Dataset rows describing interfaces
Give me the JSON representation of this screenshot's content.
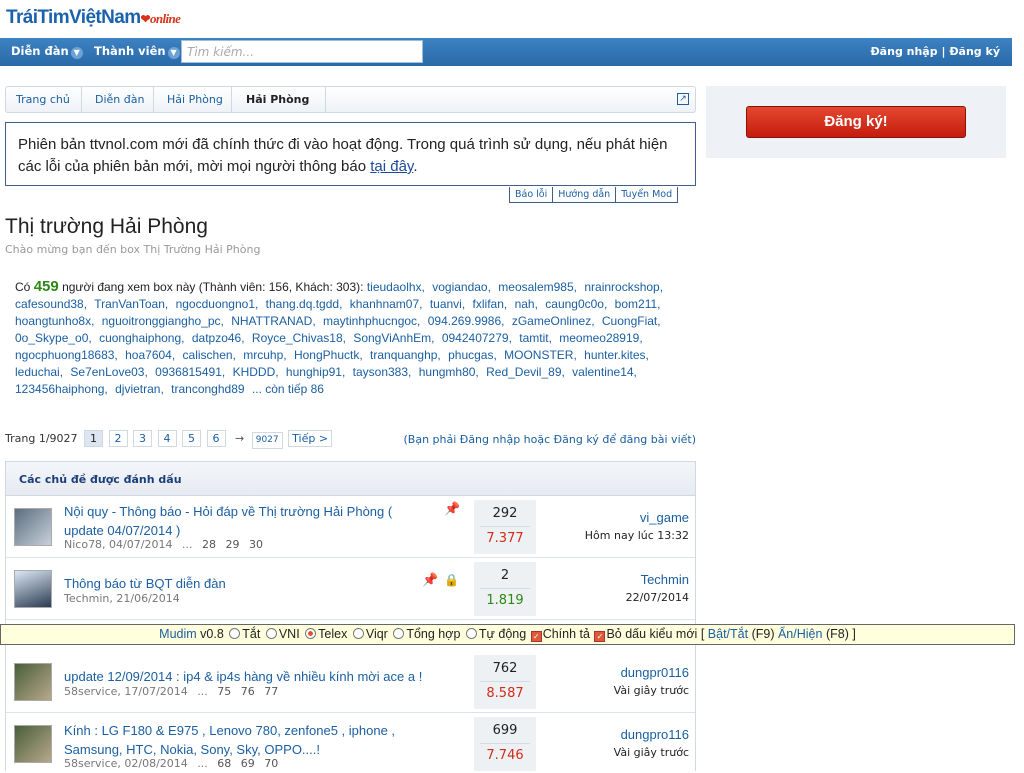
{
  "logo": {
    "text": "TráiTimViệtNam",
    "suffix": "online"
  },
  "nav": {
    "forum": "Diễn đàn",
    "members": "Thành viên",
    "search_placeholder": "Tìm kiếm...",
    "login": "Đăng nhập",
    "sep": "|",
    "register": "Đăng ký"
  },
  "breadcrumb": [
    "Trang chủ",
    "Diễn đàn",
    "Hải Phòng",
    "Hải Phòng"
  ],
  "notice": {
    "text": "Phiên bản ttvnol.com mới đã chính thức đi vào hoạt động. Trong quá trình sử dụng, nếu phát hiện các lỗi của phiên bản mới, mời mọi người thông báo ",
    "link": "tại đây",
    "end": ".",
    "tabs": [
      "Báo lỗi",
      "Hướng dẫn",
      "Tuyển Mod"
    ]
  },
  "register_button": "Đăng ký!",
  "forum": {
    "title": "Thị trường Hải Phòng",
    "subtitle": "Chào mừng bạn đến box Thị Trường Hải Phòng"
  },
  "viewers": {
    "prefix": "Có",
    "count": "459",
    "suffix": "người đang xem box này (Thành viên: 156, Khách: 303):",
    "names": [
      "tieudaolhx",
      "vogiandao",
      "meosalem985",
      "nrainrockshop",
      "cafesound38",
      "TranVanToan",
      "ngocduongno1",
      "thang.dq.tgdd",
      "khanhnam07",
      "tuanvi",
      "fxlifan",
      "nah",
      "caung0c0o",
      "bom211",
      "hoangtunho8x",
      "nguoitronggiangho_pc",
      "NHATTRANAD",
      "maytinhphucngoc",
      "094.269.9986",
      "zGameOnlinez",
      "CuongFiat",
      "0o_Skype_o0",
      "cuonghaiphong",
      "datpzo46",
      "Royce_Chivas18",
      "SongViAnhEm",
      "0942407279",
      "tamtit",
      "meomeo28919",
      "ngocphuong18683",
      "hoa7604",
      "calischen",
      "mrcuhp",
      "HongPhuctk",
      "tranquanghp",
      "phucgas",
      "MOONSTER",
      "hunter.kites",
      "leduchai",
      "Se7enLove03",
      "0936815491",
      "KHDDD",
      "hunghip91",
      "tayson383",
      "hungmh80",
      "Red_Devil_89",
      "valentine14",
      "123456haiphong",
      "djvietran",
      "tranconghd89"
    ],
    "more": "... còn tiếp 86"
  },
  "pager": {
    "label": "Trang 1/9027",
    "pages": [
      "1",
      "2",
      "3",
      "4",
      "5",
      "6"
    ],
    "arrow": "→",
    "last": "9027",
    "next": "Tiếp >",
    "note": "(Bạn phải Đăng nhập hoặc Đăng ký để đăng bài viết)"
  },
  "threads": {
    "header": "Các chủ đề được đánh dấu",
    "items": [
      {
        "title": "Nội quy - Thông báo - Hỏi đáp về Thị trường Hải Phòng ( update 04/07/2014 )",
        "meta": "Nico78, 04/07/2014",
        "pages": [
          "28",
          "29",
          "30"
        ],
        "replies": "292",
        "views": "7.377",
        "views_color": "#d12b1b",
        "last_user": "vi_game",
        "last_time": "Hôm nay lúc 13:32"
      },
      {
        "title": "Thông báo từ BQT diễn đàn",
        "meta": "Techmin, 21/06/2014",
        "pages": [],
        "replies": "2",
        "views": "1.819",
        "views_color": "#2a8a12",
        "last_user": "Techmin",
        "last_time": "22/07/2014"
      },
      {
        "title": "update 12/09/2014 : ip4 & ip4s hàng về nhiều kính mời ace a !",
        "meta": "58service, 17/07/2014",
        "pages": [
          "75",
          "76",
          "77"
        ],
        "replies": "762",
        "views": "8.587",
        "views_color": "#d12b1b",
        "last_user": "dungpr0116",
        "last_time": "Vài giây trước"
      },
      {
        "title": "Kính : LG F180 & E975 , Lenovo 780, zenfone5 , iphone , Samsung, HTC, Nokia, Sony, Sky, OPPO....!",
        "meta": "58service, 02/08/2014",
        "pages": [
          "68",
          "69",
          "70"
        ],
        "replies": "699",
        "views": "7.746",
        "views_color": "#d12b1b",
        "last_user": "dungpro116",
        "last_time": "Vài giây trước"
      }
    ]
  },
  "mudim": {
    "name": "Mudim",
    "version": "v0.8",
    "opts": [
      "Tắt",
      "VNI",
      "Telex",
      "Viqr",
      "Tổng hợp",
      "Tự động"
    ],
    "chk1": "Chính tả",
    "chk2": "Bỏ dấu kiểu mới",
    "bracket_open": "[",
    "toggle": "Bật/Tắt",
    "f9": "(F9)",
    "hide": "Ẩn/Hiện",
    "f8": "(F8)",
    "bracket_close": "]"
  }
}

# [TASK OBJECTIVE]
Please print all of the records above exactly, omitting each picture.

# [TASK ANSWER]
Give me the JSON representation of this screenshot's content.
{
  "logo": {
    "text": "TráiTimViệtNam",
    "suffix": "online"
  },
  "nav": {
    "forum": "Diễn đàn",
    "members": "Thành viên",
    "search_placeholder": "Tìm kiếm...",
    "login": "Đăng nhập",
    "sep": "|",
    "register": "Đăng ký"
  },
  "breadcrumb": [
    "Trang chủ",
    "Diễn đàn",
    "Hải Phòng",
    "Hải Phòng"
  ],
  "notice": {
    "text": "Phiên bản ttvnol.com mới đã chính thức đi vào hoạt động. Trong quá trình sử dụng, nếu phát hiện các lỗi của phiên bản mới, mời mọi người thông báo ",
    "link": "tại đây",
    "end": ".",
    "tabs": [
      "Báo lỗi",
      "Hướng dẫn",
      "Tuyển Mod"
    ]
  },
  "register_button": "Đăng ký!",
  "forum": {
    "title": "Thị trường Hải Phòng",
    "subtitle": "Chào mừng bạn đến box Thị Trường Hải Phòng"
  },
  "viewers": {
    "prefix": "Có",
    "count": "459",
    "suffix": "người đang xem box này (Thành viên: 156, Khách: 303):",
    "names": [
      "tieudaolhx",
      "vogiandao",
      "meosalem985",
      "nrainrockshop",
      "cafesound38",
      "TranVanToan",
      "ngocduongno1",
      "thang.dq.tgdd",
      "khanhnam07",
      "tuanvi",
      "fxlifan",
      "nah",
      "caung0c0o",
      "bom211",
      "hoangtunho8x",
      "nguoitronggiangho_pc",
      "NHATTRANAD",
      "maytinhphucngoc",
      "094.269.9986",
      "zGameOnlinez",
      "CuongFiat",
      "0o_Skype_o0",
      "cuonghaiphong",
      "datpzo46",
      "Royce_Chivas18",
      "SongViAnhEm",
      "0942407279",
      "tamtit",
      "meomeo28919",
      "ngocphuong18683",
      "hoa7604",
      "calischen",
      "mrcuhp",
      "HongPhuctk",
      "tranquanghp",
      "phucgas",
      "MOONSTER",
      "hunter.kites",
      "leduchai",
      "Se7enLove03",
      "0936815491",
      "KHDDD",
      "hunghip91",
      "tayson383",
      "hungmh80",
      "Red_Devil_89",
      "valentine14",
      "123456haiphong",
      "djvietran",
      "tranconghd89"
    ],
    "more": "... còn tiếp 86"
  },
  "pager": {
    "label": "Trang 1/9027",
    "pages": [
      "1",
      "2",
      "3",
      "4",
      "5",
      "6"
    ],
    "arrow": "→",
    "last": "9027",
    "next": "Tiếp >",
    "note": "(Bạn phải Đăng nhập hoặc Đăng ký để đăng bài viết)"
  },
  "threads": {
    "header": "Các chủ đề được đánh dấu",
    "items": [
      {
        "title": "Nội quy - Thông báo - Hỏi đáp về Thị trường Hải Phòng ( update 04/07/2014 )",
        "meta": "Nico78, 04/07/2014",
        "pages": [
          "28",
          "29",
          "30"
        ],
        "replies": "292",
        "views": "7.377",
        "views_color": "#d12b1b",
        "last_user": "vi_game",
        "last_time": "Hôm nay lúc 13:32"
      },
      {
        "title": "Thông báo từ BQT diễn đàn",
        "meta": "Techmin, 21/06/2014",
        "pages": [],
        "replies": "2",
        "views": "1.819",
        "views_color": "#2a8a12",
        "last_user": "Techmin",
        "last_time": "22/07/2014"
      },
      {
        "title": "update 12/09/2014 : ip4 & ip4s hàng về nhiều kính mời ace a !",
        "meta": "58service, 17/07/2014",
        "pages": [
          "75",
          "76",
          "77"
        ],
        "replies": "762",
        "views": "8.587",
        "views_color": "#d12b1b",
        "last_user": "dungpr0116",
        "last_time": "Vài giây trước"
      },
      {
        "title": "Kính : LG F180 & E975 , Lenovo 780, zenfone5 , iphone , Samsung, HTC, Nokia, Sony, Sky, OPPO....!",
        "meta": "58service, 02/08/2014",
        "pages": [
          "68",
          "69",
          "70"
        ],
        "replies": "699",
        "views": "7.746",
        "views_color": "#d12b1b",
        "last_user": "dungpro116",
        "last_time": "Vài giây trước"
      }
    ]
  },
  "mudim": {
    "name": "Mudim",
    "version": "v0.8",
    "opts": [
      "Tắt",
      "VNI",
      "Telex",
      "Viqr",
      "Tổng hợp",
      "Tự động"
    ],
    "chk1": "Chính tả",
    "chk2": "Bỏ dấu kiểu mới",
    "bracket_open": "[",
    "toggle": "Bật/Tắt",
    "f9": "(F9)",
    "hide": "Ẩn/Hiện",
    "f8": "(F8)",
    "bracket_close": "]"
  }
}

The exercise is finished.